“After one year, I said, ‘Please take back my books and everything, I don’t need them anymore’. It was so fantastic to work at the company,” Nilsson says. “I closed the door on my teaching career and moved into SAS.”

In 1946, the three national carriers of Denmark, Norway and Sweden realised they were too small to compete on the international stage and merged to form SAS. Five years later, the firm became one of the first airlines in Europe to establish operations in Japan. Those early flights between Scandinavia and Japan took 55 hours and required nine stops.

In 1980, the company was struggling financially — with losses of $17 million annually — and Jan Carlzon became CEO. By 1983, he had completely transformed the firm: SAS was profitable again and received the Airline of the Year award.


“All the young people wanted to work for SAS,” Nilsson recalls. “It was on top of the world at that time.”

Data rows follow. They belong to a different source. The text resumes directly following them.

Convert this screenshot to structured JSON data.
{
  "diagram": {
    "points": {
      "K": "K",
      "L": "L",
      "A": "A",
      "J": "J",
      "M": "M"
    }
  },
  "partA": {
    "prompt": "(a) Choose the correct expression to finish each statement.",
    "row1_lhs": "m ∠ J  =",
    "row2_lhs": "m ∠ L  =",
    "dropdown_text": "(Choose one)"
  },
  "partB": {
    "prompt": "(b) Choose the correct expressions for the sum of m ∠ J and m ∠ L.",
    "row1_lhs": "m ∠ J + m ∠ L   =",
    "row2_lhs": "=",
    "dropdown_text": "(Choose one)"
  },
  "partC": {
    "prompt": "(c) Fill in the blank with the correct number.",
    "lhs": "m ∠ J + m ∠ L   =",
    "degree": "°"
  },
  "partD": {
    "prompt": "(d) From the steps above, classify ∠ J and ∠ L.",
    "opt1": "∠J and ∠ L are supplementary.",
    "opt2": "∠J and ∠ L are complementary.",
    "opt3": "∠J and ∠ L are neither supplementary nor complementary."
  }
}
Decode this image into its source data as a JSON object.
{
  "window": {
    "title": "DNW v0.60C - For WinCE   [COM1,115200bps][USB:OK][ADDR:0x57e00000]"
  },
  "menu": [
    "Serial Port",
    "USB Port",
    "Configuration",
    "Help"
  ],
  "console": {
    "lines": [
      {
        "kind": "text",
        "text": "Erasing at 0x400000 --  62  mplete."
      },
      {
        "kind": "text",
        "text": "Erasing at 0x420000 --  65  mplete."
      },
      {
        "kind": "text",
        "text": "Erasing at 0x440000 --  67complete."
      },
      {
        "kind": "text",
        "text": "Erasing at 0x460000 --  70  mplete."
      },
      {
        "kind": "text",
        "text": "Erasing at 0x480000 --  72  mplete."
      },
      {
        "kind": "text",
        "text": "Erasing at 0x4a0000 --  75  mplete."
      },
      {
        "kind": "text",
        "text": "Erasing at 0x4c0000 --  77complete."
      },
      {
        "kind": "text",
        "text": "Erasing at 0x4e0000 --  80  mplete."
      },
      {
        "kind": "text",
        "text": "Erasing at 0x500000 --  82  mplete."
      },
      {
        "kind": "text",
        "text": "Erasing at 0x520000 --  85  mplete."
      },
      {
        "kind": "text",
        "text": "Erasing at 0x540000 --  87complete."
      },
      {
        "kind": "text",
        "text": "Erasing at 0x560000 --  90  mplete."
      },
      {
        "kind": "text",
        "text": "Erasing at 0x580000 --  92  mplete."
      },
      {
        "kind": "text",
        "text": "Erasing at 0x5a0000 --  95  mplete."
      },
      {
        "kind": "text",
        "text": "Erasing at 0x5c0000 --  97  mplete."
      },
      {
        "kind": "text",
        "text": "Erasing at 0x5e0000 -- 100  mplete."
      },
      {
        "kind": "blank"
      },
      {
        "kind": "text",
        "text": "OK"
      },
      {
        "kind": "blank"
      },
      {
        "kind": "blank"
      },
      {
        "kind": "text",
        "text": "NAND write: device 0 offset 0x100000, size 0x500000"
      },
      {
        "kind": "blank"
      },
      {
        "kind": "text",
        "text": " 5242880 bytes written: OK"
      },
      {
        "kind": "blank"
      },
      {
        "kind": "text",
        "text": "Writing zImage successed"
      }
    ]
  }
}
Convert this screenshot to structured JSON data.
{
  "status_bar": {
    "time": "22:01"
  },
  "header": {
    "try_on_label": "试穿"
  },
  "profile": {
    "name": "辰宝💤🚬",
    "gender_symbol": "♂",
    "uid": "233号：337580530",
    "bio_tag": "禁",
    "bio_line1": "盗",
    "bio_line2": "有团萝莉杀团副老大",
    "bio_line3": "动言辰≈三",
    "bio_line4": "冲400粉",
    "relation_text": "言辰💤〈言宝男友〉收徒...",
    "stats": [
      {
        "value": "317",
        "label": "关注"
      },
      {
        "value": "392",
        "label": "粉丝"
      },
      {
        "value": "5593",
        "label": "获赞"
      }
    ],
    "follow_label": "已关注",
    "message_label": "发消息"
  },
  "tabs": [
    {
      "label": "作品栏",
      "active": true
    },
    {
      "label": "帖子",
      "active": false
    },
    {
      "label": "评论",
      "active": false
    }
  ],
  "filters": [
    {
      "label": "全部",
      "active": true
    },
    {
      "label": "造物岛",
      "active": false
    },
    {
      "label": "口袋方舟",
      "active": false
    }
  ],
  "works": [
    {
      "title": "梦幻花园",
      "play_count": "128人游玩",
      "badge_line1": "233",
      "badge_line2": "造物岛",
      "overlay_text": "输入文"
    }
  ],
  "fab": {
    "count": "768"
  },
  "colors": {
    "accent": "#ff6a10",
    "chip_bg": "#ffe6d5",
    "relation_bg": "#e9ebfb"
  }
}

After several years in Stockholm doing a range of different jobs, he was offered the position of business controller in Bangkok in 1999. He and his wife had discussed the possibility of moving abroad and saw this as the opportunity they had been waiting for to get out and see the world.

“It has always been our interest to travel,” states Nilsson. “Our parents often told my wife and me to save up for an apartment, but we always went travelling as soon as we got some money.”

Since moving to Thailand, Nilsson’s career has been centred on Asia. He also held positions at SAS’s cargo firm in Tokyo and Beijing before taking up his current position as general manager for Asia–Pacific.

This year, Nilsson is focused on increasing traffic between Scandinavia and Japan. Haneda airport will be opening 50 more slots for airlines, and he is determined to secure one for SAS.

“It’s a very humble goal,” he states, “but it will help passengers from Scandinavia reach more destinations in Japan.”

Over the years, Nilsson and his wife have travelled extensively. Japan, in particular, has dazzled the couple. And they have certainly made the most of their time here, travelling to all 47 prefectures.

“I keep a map marking all the places I’ve driven and where I’ve been,” says Nilsson.

He highlights, as being particularly memorable, trips to the Tateyama Kurobe Alpine Route in Toyama, onsens in the mountains of Beppu in Kyushu, and Mount Nokogiri in Chiba.

“If you stay at home, you feel restless, like you should be using the day in a better way,” he observes. “That’s what drives me — wanting to see and experience new things.” 

Do you like natto?


Time spent working in Japan: Ten years in total; first four, and now six.

Career regret (if any): No. Luckily, being in a company as big as SAS, I’ve come into new positions in different departments at the time I wanted them.

Favourite saying: Escalate possible solutions, don’t escalate problems.

Favourite book: For non-fiction, Jan Carlzon’s Moments of Truth. For fiction, Stieg Larsson’s Millennium trilogy.

Cannot live without: Family.

Lesson learned in Japan: Mistakes happen, but the focus in Japan is to learn from your mistakes; to document each one and ensure that it does not happen again.

Secret of success in business: Deliver more than expected.

Favourite place to dine: Bulgari Il Ristorante, when there’s a jazz event on. They have a fantastic chef there, Luca Fantin.

Do you like natto?: I’ve tried it, but no. I prefer a kind of fermented fish from Sweden called Surströmming.